Records from a collection:
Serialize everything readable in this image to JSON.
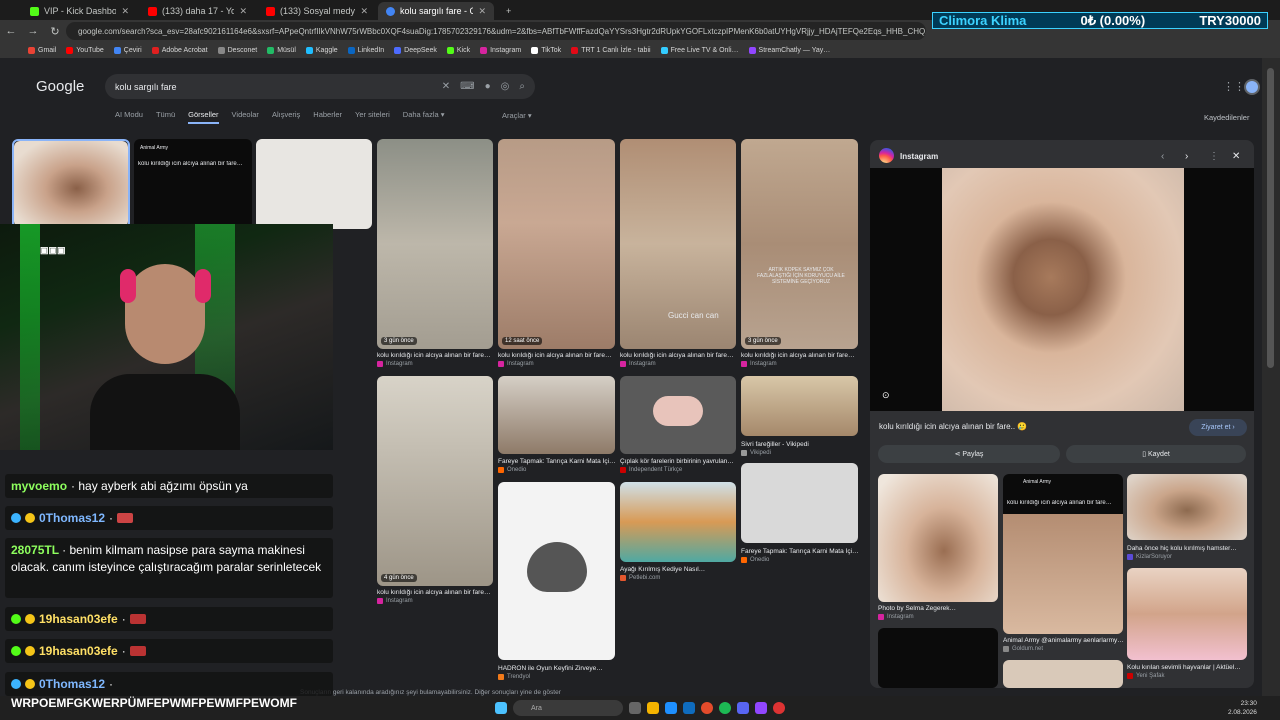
{
  "browser": {
    "tabs": [
      {
        "label": "VIP - Kick Dashboard",
        "fav": "#53fc18",
        "active": false
      },
      {
        "label": "(133) daha 17 - YouTube",
        "fav": "#ff0000",
        "active": false
      },
      {
        "label": "(133) Sosyal medyada görüştü…",
        "fav": "#ff0000",
        "active": false
      },
      {
        "label": "kolu sargılı fare - Google'da Ara",
        "fav": "#4285f4",
        "active": true
      }
    ],
    "url": "google.com/search?sca_esv=28afc902161164e6&sxsrf=APpeQntrfIIkVNhW75rWBbc0XQF4suaDig:1785702329176&udm=2&fbs=ABfTbFWffFazdQaYYSrs3Hgtr2dRUpkYGOFLxtczpIPMenK6b0atUYHgVRjjy_HDAjTEFQe2Eqs_HHB_CHQZ-HeojrWNWs_rr5fVuqgSFSUL6ebeVFZE2X-EvDfcVV0Ky4kcFDdm9AfSuc6yjMicrioTsIagfo6qiwKWUsL77hXHL2u5YzeOs…",
    "bookmarks": [
      "Gmail",
      "YouTube",
      "Çeviri",
      "Adobe Acrobat",
      "Desconet",
      "Müsül",
      "Kaggle",
      "LinkedIn",
      "DeepSeek",
      "Kick",
      "Instagram",
      "TikTok",
      "TRT 1 Canlı İzle - tabii",
      "Free Live TV & Onli…",
      "StreamChatly — Yay…"
    ]
  },
  "ticker": {
    "name": "Climora Klima",
    "value": "0₺ (0.00%)",
    "total": "TRY30000"
  },
  "google": {
    "logo": "Google",
    "query": "kolu sargılı fare",
    "tabs": [
      "AI Modu",
      "Tümü",
      "Görseller",
      "Videolar",
      "Alışveriş",
      "Haberler",
      "Yer siteleri",
      "Daha fazla ▾"
    ],
    "active_tab": "Görseller",
    "tools": "Araçlar ▾",
    "saved": "Kaydedilenler"
  },
  "results": [
    {
      "caption": "kolu kırıldığı icin alcıya alınan bir fare…",
      "source": "Instagram",
      "badge": "3 gün önce"
    },
    {
      "caption": "kolu kırıldığı icin alcıya alınan bir fare…",
      "source": "Instagram",
      "badge": "12 saat önce"
    },
    {
      "caption": "kolu kırıldığı icin alcıya alınan bir fare…",
      "source": "Instagram",
      "badge": ""
    },
    {
      "caption": "kolu kırıldığı icin alcıya alınan bir fare…",
      "source": "Instagram",
      "badge": "3 gün önce"
    },
    {
      "caption": "Fareye Tapmak: Tanrıça Karni Mata İçi…",
      "source": "Onedio",
      "badge": ""
    },
    {
      "caption": "Çıplak kör farelerin birbirinin yavrulan…",
      "source": "Independent Türkçe",
      "badge": ""
    },
    {
      "caption": "Sivri fareğiller - Vikipedi",
      "source": "Vikipedi",
      "badge": ""
    },
    {
      "caption": "kolu kırıldığı icin alcıya alınan bir fare…",
      "source": "Instagram",
      "badge": "4 gün önce"
    },
    {
      "caption": "Ayağı Kırılmış Kediye Nasıl…",
      "source": "Petlebi.com",
      "badge": ""
    },
    {
      "caption": "Fareye Tapmak: Tanrıça Karni Mata İçi…",
      "source": "Onedio",
      "badge": ""
    },
    {
      "caption": "HADRON ile Oyun Keyfini Zirveye…",
      "source": "Trendyol",
      "badge": ""
    }
  ],
  "overlay_texts": {
    "animal_army": "Animal Army",
    "card_caption": "kolu kırıldığı icin alcıya alınan bir fare…",
    "gucci": "Gucci can can",
    "tile2_text": "ARTIK KÖPEK SAYMIZ ÇOK FAZLALAŞTIĞI İÇİN KORUYUCU AİLE SİSTEMİNE GEÇİYORUZ"
  },
  "panel": {
    "source": "Instagram",
    "title": "kolu kırıldığı icin alcıya alınan bir fare.. 🥲",
    "visit": "Ziyaret et ›",
    "share": "Paylaş",
    "save": "Kaydet",
    "related": [
      {
        "caption": "Photo by Selma Zegerek…",
        "source": "Instagram"
      },
      {
        "caption": "Animal Army @animalarmy aenlarlarmy…",
        "source": "Goldum.net"
      },
      {
        "caption": "Daha önce hiç kolu kırılmış hamster…",
        "source": "KizlarSoruyor"
      },
      {
        "caption": "Kolu kırılan sevimli hayvanlar | Aktüel…",
        "source": "Yeni Şafak"
      }
    ]
  },
  "chat": [
    {
      "user": "myvoemo",
      "msg": "· hay ayberk abi ağzımı öpsün ya",
      "color": "g"
    },
    {
      "user": "0Thomas12",
      "msg": "·",
      "color": ""
    },
    {
      "user": "28075TL",
      "msg": "· benim kilmam nasipse para sayma makinesi olacak. canım isteyince çalıştıracağım paralar serinletecek",
      "color": "g"
    },
    {
      "user": "19hasan03efe",
      "msg": "·",
      "color": "y"
    },
    {
      "user": "19hasan03efe",
      "msg": "·",
      "color": "y"
    },
    {
      "user": "0Thomas12",
      "msg": "·",
      "color": ""
    },
    {
      "user": "",
      "msg": "WRPOEMFGKWERPÜMFEPWMFPEWMFPEWOMF",
      "color": ""
    }
  ],
  "taskbar": {
    "search": "Ara",
    "time": "23:30",
    "date": "2.08.2026"
  },
  "bottom_note": "Sonuçların geri kalanında aradığınız şeyi bulamayabilirsiniz. Diğer sonuçları yine de göster"
}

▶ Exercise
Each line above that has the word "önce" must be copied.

▶ Exercise result
      "badge": "3 gün önce"
      "badge": "12 saat önce"
      "badge": "3 gün önce"
      "badge": "4 gün önce"
        "caption": "Daha önce hiç kolu kırılmış hamster…",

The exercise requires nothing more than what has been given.